The buildings rotted away with time leaving only the brick furnace. It has slowly been recreated by moving aging buildings back to create a village and a Maryland state park.
To paraphrase a quote from photographer Andreas Feininger, who was talking about walking through the woods, “When I walk through Gold Hill, everything reaches for me — every leaf, every branch and building.”
Seeing the wooden plank sidewalks, the white picket fences around neat tidy yards, split rail fences, rusting tin roofs, old aging trees, unpainted wooden buildings with the textured aging wood and color drawing my attention, to blooming flowers and flags waving in the breeze, all reaching out to me.
Maybe the question and answer can be found in the lyrics from folk singer, David Mallett’s song “The Artist in Me.” He writes “Why am I amazed by the wonder of it all? It must be the artist in me.”
Seeing is thinking visually. There is a story about seeing a mountain. Some see the mountain as a huge bulk or rocks and paint it that way; some see pure lines or the clouds around it; some see patterns.
Every one sees the mountain differently. With so many ways of seeing an object, it becomes a matter of creating a vision. We are all interpreting the world around us.
Gold Hill is a little slice of someone’s world and it is beautiful.
When you walk up to the village, it reaches out for you and it seems that everything is right. The camera sees only what you see through it.
If you don’t see anything, you can’t photograph it. My making a photo is not a complete action. It is the start of an action like a chemical reaction.
When all the elements come together with the viewer of the photo, there are different reactions not all are the same as my first vision.
I have, all of my career, thought how lucky I have been to walk around and look at things in life and enjoy them just simply for the seeing of them, and they are part of my work.
I try very hard when I photograph to “eliminate, isolate, and simplify” the subject to communicate with the viewer what I am seeing.
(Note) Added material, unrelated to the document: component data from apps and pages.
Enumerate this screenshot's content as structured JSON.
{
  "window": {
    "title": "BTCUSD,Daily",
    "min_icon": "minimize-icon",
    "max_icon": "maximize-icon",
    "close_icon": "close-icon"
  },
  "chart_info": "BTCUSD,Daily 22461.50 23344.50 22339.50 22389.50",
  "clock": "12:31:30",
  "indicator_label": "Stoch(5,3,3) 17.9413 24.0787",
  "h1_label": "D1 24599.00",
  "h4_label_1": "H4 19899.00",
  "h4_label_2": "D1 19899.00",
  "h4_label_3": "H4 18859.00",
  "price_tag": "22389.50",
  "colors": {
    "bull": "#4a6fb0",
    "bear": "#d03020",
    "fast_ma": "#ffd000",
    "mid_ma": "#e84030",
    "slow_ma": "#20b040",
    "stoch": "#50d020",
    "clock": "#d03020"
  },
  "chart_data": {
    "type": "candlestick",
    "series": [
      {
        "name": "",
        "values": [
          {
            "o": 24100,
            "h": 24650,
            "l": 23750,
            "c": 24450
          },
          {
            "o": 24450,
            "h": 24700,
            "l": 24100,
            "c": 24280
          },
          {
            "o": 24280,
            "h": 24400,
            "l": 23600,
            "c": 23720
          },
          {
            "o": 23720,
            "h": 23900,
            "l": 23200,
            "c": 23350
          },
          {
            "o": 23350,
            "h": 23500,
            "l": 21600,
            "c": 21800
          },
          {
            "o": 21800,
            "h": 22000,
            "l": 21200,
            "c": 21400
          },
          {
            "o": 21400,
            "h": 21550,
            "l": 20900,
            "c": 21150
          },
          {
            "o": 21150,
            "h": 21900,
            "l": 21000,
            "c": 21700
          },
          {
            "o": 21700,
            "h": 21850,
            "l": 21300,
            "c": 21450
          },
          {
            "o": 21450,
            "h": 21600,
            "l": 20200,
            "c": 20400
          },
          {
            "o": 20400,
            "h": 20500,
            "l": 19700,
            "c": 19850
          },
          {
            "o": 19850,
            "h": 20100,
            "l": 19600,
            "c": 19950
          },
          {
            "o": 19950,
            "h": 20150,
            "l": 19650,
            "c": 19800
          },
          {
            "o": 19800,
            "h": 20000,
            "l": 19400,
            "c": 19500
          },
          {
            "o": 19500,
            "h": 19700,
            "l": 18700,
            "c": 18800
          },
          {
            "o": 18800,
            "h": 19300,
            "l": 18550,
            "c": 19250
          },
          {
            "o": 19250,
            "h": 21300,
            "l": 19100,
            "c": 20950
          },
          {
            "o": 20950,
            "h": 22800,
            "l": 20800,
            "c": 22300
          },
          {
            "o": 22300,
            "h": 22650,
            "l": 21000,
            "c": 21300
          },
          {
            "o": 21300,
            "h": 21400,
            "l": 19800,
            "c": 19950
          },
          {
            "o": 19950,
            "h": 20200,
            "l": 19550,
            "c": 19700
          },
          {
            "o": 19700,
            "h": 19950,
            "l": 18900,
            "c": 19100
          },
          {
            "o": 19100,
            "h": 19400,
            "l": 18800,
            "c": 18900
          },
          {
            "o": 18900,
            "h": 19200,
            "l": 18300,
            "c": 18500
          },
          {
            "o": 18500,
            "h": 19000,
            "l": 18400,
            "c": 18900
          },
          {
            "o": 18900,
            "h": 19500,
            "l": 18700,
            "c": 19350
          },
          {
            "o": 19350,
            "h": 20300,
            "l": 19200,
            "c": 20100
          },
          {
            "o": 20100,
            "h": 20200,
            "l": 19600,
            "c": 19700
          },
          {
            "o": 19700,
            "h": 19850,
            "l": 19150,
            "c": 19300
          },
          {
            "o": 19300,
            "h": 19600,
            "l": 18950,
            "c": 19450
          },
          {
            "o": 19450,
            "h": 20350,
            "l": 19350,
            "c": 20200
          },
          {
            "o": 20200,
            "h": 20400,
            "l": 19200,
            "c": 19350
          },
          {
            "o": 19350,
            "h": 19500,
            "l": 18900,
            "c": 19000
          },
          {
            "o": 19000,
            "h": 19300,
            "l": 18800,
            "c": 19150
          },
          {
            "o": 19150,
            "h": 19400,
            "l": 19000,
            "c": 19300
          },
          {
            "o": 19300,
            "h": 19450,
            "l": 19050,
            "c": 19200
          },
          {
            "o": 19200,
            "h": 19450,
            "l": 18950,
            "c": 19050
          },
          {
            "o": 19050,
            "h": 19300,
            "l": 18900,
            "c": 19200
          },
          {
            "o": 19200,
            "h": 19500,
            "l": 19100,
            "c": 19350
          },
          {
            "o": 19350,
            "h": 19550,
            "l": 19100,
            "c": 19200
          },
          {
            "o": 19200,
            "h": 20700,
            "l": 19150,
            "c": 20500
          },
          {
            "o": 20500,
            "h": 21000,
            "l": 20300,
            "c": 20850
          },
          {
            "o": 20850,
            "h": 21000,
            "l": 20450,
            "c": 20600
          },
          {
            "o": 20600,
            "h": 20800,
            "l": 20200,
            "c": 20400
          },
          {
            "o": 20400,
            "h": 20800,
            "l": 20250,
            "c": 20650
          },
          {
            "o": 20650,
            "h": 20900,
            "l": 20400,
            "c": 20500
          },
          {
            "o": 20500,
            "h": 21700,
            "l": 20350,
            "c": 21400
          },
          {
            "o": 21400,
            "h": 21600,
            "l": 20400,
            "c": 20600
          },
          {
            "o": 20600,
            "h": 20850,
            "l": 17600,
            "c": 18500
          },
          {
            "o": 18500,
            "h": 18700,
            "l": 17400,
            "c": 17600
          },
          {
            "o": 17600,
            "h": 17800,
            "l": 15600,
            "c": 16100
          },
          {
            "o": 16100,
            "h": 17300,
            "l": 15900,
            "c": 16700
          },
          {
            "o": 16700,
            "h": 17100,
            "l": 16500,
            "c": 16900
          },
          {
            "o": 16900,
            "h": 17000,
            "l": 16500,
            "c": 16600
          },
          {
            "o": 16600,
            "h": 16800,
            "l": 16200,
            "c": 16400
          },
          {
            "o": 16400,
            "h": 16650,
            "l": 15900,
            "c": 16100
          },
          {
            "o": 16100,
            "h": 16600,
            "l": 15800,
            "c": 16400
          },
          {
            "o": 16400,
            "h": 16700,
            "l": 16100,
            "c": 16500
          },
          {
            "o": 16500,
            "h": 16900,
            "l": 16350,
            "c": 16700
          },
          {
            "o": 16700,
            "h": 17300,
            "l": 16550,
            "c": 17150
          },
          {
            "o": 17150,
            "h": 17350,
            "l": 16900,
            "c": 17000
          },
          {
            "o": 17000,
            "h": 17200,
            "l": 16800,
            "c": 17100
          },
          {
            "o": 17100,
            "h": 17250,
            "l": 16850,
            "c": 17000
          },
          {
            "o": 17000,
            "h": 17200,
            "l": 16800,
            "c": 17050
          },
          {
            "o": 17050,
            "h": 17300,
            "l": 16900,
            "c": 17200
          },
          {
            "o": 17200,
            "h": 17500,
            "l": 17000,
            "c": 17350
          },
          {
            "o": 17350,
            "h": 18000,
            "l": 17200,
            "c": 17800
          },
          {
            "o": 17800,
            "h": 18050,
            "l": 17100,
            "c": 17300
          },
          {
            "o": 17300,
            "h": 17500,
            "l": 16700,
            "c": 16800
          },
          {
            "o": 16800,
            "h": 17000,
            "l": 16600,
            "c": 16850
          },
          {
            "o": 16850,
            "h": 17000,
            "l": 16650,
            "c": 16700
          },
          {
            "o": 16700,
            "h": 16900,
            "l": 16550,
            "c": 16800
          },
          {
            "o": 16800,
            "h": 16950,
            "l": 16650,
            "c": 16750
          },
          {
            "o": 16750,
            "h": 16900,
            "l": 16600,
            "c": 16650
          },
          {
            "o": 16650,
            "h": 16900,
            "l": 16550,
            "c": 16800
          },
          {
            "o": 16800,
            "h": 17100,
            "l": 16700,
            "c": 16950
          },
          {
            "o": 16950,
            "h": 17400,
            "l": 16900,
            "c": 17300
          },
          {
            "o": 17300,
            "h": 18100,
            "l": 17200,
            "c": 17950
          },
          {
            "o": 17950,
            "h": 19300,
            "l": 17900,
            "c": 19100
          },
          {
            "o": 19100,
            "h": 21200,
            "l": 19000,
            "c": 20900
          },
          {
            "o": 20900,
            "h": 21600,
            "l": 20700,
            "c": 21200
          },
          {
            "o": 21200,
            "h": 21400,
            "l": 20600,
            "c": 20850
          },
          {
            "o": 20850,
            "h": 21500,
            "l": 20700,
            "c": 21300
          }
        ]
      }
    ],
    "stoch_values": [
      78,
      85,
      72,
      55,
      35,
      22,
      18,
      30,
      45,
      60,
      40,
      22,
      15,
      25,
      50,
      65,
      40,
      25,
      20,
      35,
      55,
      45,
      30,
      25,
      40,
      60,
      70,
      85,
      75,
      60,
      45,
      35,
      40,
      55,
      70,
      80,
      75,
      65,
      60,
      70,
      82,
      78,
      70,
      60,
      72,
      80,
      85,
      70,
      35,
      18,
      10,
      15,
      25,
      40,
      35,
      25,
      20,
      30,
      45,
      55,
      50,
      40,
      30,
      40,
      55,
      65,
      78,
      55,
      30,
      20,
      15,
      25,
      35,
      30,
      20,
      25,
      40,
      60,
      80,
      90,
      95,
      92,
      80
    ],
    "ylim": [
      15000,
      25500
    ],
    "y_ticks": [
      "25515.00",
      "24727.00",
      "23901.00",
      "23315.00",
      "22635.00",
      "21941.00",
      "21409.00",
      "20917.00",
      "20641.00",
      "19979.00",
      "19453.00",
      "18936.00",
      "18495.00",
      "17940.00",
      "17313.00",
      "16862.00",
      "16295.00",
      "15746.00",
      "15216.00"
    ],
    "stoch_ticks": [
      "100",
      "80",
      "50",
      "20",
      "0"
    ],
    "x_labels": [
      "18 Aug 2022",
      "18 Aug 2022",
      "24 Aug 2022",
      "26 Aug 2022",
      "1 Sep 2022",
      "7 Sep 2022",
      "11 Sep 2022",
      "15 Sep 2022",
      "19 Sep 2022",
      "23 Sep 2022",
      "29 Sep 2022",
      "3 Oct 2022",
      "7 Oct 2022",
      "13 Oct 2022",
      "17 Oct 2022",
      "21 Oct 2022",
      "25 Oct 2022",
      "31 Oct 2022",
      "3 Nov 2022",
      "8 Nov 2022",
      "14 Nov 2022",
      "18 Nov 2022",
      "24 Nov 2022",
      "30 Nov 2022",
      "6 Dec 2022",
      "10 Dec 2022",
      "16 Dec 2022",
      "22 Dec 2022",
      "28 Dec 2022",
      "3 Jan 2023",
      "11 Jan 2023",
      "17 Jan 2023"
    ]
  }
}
I can’t teach anyone to see like me, but I can only hope to open some doors and windows to what I see and to encourage others to see what is out there in this world for their own interpretations.